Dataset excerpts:
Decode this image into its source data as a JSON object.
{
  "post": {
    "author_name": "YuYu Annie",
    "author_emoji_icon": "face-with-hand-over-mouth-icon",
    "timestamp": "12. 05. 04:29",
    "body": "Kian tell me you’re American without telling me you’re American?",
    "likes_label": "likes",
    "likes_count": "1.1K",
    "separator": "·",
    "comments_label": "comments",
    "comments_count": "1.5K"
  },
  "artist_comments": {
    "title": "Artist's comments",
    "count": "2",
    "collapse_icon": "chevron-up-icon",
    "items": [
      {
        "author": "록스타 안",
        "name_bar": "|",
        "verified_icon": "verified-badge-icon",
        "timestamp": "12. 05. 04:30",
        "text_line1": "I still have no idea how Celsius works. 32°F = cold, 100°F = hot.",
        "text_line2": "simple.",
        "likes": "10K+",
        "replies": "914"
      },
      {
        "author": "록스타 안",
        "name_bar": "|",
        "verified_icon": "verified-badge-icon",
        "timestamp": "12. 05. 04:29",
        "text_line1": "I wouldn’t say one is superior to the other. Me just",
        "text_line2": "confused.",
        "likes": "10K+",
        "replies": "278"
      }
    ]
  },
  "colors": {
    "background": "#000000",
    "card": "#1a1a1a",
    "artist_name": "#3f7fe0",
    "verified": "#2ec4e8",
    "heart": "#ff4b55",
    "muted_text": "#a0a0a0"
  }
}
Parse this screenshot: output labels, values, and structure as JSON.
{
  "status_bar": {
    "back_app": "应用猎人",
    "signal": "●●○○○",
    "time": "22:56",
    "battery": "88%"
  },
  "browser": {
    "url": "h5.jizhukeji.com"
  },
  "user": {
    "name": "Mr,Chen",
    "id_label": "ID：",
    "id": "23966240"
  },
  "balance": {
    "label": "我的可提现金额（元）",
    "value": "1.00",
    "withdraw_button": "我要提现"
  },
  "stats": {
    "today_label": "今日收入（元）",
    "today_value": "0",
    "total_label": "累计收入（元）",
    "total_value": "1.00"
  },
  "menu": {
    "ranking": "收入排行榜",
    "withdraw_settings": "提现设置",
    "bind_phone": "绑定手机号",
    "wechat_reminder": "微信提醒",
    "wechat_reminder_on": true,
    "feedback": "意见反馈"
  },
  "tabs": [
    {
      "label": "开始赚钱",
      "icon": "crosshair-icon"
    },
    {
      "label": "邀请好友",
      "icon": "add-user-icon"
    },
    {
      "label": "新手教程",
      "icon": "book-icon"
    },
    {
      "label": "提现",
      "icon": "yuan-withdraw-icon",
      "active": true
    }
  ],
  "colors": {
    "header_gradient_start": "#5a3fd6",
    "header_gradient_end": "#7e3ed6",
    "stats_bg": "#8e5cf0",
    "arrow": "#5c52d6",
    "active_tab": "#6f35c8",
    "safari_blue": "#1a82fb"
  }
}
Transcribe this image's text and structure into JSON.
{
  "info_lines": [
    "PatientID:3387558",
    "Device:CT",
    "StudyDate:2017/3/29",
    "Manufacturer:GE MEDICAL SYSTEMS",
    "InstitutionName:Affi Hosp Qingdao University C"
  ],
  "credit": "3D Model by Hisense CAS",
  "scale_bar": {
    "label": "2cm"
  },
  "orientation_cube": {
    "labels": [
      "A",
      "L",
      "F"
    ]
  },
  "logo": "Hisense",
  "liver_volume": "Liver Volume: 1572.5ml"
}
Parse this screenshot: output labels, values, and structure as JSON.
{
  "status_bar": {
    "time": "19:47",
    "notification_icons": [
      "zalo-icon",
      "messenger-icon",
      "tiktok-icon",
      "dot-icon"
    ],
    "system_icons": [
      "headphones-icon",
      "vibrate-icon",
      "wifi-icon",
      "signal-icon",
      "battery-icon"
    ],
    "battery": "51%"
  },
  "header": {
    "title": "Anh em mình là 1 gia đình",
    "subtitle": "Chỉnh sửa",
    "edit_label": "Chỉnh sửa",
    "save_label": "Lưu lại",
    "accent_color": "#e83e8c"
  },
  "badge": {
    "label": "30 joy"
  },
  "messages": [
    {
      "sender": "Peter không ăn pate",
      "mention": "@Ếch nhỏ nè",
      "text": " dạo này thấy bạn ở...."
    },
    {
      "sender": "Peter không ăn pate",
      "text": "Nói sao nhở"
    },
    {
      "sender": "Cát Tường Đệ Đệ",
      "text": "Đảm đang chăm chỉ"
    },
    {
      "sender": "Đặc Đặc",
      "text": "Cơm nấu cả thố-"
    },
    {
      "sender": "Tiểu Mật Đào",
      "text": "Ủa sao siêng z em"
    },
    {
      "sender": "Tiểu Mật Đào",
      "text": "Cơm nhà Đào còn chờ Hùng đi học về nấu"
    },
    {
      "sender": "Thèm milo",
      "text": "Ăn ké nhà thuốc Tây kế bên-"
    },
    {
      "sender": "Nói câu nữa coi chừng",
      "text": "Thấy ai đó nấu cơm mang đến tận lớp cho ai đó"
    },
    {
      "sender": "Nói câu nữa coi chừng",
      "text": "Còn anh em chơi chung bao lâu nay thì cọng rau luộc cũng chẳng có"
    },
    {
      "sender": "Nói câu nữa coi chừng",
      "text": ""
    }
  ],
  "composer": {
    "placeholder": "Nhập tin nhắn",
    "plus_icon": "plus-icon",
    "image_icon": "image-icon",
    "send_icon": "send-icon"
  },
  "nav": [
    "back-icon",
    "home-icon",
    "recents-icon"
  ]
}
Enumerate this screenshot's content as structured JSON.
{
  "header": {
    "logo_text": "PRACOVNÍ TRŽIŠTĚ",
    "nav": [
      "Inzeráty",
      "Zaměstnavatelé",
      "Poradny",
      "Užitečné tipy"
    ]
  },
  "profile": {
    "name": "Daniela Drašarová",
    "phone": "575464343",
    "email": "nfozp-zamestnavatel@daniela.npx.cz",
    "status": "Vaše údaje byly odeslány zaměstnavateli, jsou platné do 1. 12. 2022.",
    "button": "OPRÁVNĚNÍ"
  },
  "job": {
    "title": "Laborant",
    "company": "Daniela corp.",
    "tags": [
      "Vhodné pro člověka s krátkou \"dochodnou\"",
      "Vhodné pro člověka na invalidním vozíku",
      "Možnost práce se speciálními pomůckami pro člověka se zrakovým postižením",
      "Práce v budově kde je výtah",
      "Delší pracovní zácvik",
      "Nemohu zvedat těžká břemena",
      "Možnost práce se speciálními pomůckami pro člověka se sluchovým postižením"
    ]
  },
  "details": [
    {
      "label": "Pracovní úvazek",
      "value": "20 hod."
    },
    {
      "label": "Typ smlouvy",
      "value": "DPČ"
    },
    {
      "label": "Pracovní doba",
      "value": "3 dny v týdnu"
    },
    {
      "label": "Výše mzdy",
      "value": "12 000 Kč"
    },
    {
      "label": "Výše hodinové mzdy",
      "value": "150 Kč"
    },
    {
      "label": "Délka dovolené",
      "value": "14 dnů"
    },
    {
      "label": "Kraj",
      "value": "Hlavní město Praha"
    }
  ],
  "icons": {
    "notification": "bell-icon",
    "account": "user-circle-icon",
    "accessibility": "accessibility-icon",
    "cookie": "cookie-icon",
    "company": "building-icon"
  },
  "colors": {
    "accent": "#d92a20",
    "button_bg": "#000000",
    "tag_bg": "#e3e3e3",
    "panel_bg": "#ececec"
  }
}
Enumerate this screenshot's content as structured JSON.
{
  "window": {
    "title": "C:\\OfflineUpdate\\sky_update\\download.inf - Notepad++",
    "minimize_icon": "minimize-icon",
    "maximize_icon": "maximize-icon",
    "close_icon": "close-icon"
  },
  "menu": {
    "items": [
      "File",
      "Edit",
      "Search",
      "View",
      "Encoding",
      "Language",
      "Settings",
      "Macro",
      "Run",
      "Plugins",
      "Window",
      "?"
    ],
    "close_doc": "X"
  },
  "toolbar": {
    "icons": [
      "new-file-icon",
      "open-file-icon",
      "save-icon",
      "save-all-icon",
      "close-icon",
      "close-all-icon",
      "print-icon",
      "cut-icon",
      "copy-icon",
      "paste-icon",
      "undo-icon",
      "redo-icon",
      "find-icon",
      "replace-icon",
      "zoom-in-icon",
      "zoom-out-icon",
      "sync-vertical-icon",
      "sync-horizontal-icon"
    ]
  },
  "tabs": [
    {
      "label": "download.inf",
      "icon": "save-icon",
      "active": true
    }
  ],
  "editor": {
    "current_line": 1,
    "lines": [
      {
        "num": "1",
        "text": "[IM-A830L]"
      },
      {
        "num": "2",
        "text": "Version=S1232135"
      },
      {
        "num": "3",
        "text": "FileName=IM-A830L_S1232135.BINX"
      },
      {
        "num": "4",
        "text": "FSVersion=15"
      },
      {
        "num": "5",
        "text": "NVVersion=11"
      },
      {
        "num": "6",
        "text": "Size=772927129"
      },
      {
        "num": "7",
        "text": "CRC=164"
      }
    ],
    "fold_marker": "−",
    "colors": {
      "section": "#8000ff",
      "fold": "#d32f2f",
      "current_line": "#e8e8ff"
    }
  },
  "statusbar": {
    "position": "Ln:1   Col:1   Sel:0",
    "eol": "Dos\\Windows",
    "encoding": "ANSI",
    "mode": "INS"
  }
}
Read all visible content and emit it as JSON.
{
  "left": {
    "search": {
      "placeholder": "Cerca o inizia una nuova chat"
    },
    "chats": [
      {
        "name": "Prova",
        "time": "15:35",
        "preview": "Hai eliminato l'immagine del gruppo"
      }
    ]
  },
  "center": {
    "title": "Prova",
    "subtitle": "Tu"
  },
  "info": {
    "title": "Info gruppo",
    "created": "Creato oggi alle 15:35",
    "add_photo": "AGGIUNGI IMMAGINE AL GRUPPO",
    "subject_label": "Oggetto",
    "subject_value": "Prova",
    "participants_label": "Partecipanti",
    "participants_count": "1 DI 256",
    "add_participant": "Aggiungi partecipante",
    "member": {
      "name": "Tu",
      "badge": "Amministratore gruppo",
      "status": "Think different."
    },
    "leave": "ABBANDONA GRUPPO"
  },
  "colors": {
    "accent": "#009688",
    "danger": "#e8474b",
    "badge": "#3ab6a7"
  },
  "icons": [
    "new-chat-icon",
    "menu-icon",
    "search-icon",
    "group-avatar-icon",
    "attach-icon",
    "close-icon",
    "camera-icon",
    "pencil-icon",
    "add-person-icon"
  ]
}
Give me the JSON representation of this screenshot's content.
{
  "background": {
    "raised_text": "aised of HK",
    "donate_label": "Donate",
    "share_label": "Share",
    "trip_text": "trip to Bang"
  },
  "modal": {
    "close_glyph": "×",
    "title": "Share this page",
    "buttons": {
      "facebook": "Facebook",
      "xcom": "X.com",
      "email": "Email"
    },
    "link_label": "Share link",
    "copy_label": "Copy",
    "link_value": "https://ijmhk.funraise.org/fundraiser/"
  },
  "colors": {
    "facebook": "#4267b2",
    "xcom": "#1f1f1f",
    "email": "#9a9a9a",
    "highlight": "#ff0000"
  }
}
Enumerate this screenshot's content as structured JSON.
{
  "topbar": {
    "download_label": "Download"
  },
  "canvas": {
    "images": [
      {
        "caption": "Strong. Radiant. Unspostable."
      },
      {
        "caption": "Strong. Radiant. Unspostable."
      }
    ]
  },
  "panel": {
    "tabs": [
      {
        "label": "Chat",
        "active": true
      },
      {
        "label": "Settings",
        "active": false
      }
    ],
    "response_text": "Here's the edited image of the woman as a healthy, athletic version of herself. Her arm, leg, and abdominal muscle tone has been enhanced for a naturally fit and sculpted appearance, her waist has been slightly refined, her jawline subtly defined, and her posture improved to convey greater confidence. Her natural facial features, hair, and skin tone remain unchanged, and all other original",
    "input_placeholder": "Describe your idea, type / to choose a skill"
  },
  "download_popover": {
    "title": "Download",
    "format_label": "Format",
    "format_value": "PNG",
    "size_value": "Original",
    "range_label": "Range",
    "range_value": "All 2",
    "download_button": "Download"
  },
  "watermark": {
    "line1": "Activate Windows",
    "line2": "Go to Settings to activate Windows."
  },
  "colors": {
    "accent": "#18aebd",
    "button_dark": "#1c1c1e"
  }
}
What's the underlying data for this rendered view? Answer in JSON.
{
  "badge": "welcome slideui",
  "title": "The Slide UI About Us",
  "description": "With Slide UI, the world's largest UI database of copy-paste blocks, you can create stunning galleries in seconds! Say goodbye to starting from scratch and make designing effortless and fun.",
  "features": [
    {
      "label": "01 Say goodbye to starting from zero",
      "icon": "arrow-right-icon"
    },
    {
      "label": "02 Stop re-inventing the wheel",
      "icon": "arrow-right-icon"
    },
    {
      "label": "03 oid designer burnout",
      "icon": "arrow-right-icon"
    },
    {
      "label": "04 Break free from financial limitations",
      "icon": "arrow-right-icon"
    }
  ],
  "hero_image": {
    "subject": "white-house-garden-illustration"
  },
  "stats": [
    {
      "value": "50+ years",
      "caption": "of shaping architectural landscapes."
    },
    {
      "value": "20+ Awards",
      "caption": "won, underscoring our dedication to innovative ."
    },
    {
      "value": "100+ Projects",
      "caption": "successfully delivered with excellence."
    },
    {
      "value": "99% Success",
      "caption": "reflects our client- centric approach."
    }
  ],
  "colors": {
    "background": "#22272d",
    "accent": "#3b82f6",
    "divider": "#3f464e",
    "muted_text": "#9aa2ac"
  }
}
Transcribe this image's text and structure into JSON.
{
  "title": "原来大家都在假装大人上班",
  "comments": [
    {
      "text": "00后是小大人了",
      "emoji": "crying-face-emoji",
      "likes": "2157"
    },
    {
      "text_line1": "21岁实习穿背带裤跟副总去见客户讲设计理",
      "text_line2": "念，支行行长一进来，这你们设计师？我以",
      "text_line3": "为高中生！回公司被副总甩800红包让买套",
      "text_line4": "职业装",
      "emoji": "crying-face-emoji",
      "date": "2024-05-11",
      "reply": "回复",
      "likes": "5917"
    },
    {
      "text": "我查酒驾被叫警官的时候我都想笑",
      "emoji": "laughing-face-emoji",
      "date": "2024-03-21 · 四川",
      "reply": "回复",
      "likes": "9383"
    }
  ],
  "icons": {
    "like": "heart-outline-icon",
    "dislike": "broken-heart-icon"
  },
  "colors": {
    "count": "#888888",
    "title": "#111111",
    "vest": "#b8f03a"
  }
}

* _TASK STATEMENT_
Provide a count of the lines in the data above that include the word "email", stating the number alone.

* _EXERCISE ANSWER_
3